His goal is to create art that suggests “an absurdist officelike arena” that emphasizes corporate power and privilege.
“My point of view is sympathetic, but critical of the people I am depicting,” he said, noting that he draws inspiration from his childhood when his father was a banker in Winston-Salem. “There was a social hierarchy. That’s a lot of the background energy that I am tapping into. If there was such a thing as corporate purgatory, this is what it might look like.”
The Visual Arts exhibit includes kinetic sculptures with sound and motion, something Trotman started adding in 2010.
“I felt like it was an extension of the figures that reminded me of a circus or sideshow,” he said. “It extended the theatricality. I have things that light up or turn around. I wanted changes to happen in front of viewers’ eyes.”
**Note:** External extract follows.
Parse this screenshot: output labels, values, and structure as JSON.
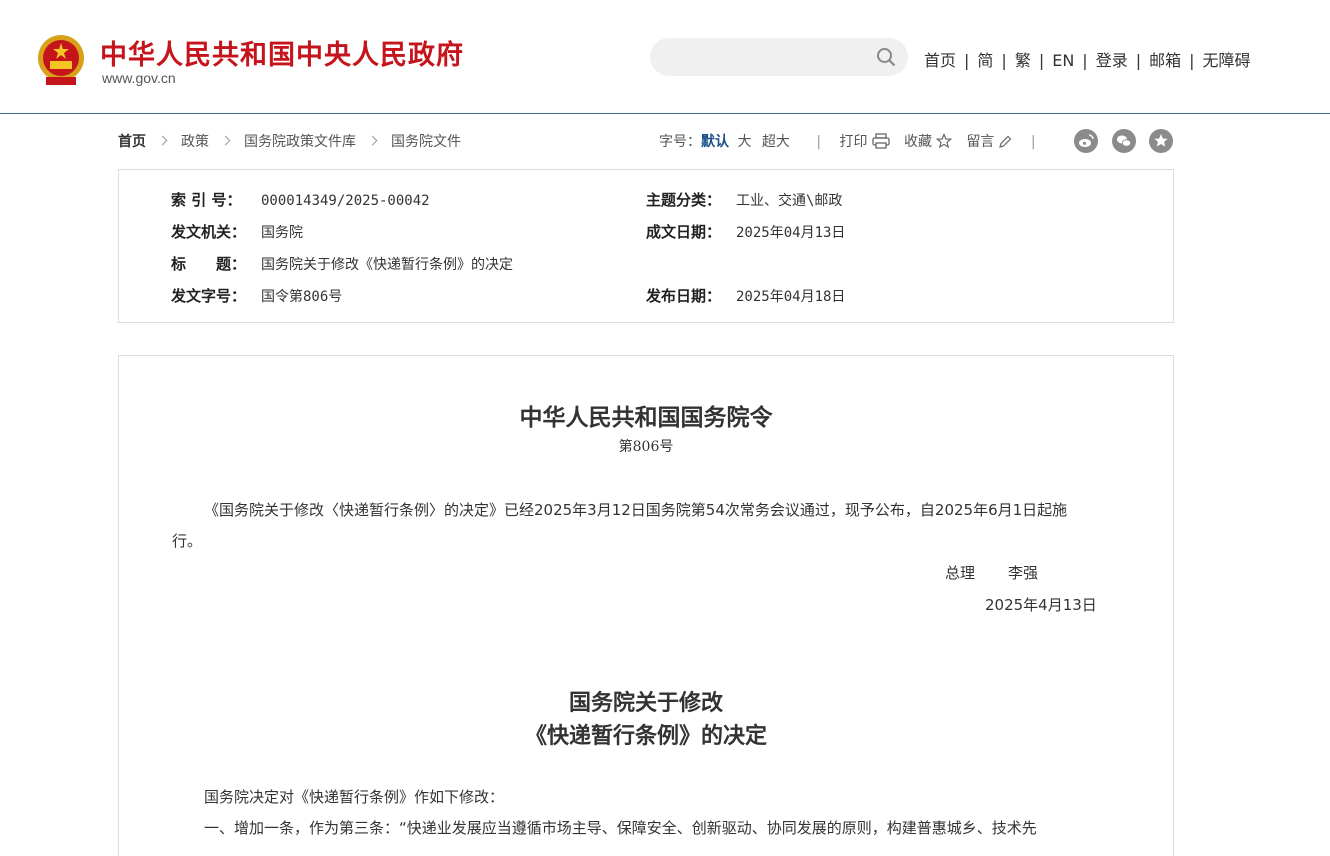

One sculpture in the exhibit, “Slow Drip,” features a larger-than-life man’s head with an intravenous drip running into his ear. The man’s mouth is constantly opening and closing. The stool the head is perched on rotates randomly, giving off a sound that resembles a computer printer. Trotman creates the illusion that the man is talking to the room.
“He could be someone in the media, someone that is spreading fear,” Trotman said.
“My intent is not so much to make a statement but to put threads of meaning out there and then tie them in a knot. The head is in a corporate context because of the stool. The man is red; he’s angry, ranting about something.”
The IV drip that flows into his ear contains an unnamed yellow liquid.
“What is the liquid? That is up to the viewer,” Trotman said. “That is where I am leaving it. Different people see it different ways.”
Wright thinks this show represents an exciting period in Trotman’s career.
“‘Business as Usual,’ which is an ongoing series, is reflective of contemporary society but also of our culture over a long period of time,” she said. “Bob is creating work that is in some ways difficult and asks questions of the viewer. It offers interpretations for a wide variety of perspectives. I think that is what makes it interesting.”
In addition to the Visual Arts Center, Trotman’s art will be on display from Sept. 13 to Jan. 19 in the “State of the Art” exhibit at Crystal Bridges Museum of American Art in Bentonville, Ark. Alice Walton, daughter of Sam Walton, the founder of Wal-Mart, started the museum. Trotman is one of the 102 artists in the U.S. chosen from a field of more than 1,000 for the exhibit.
“It was a long process,” he said of the selection of artists. “I was happy and pleased. I feel lucky.”
Even though his art in both exhibits reflects some of his liberal ideas, Trotman hopes it doesn’t come across as preachy.
“I don’t know if I always succeed,” he said, adding, “I am also in the group that I am criticizing sympathetically.”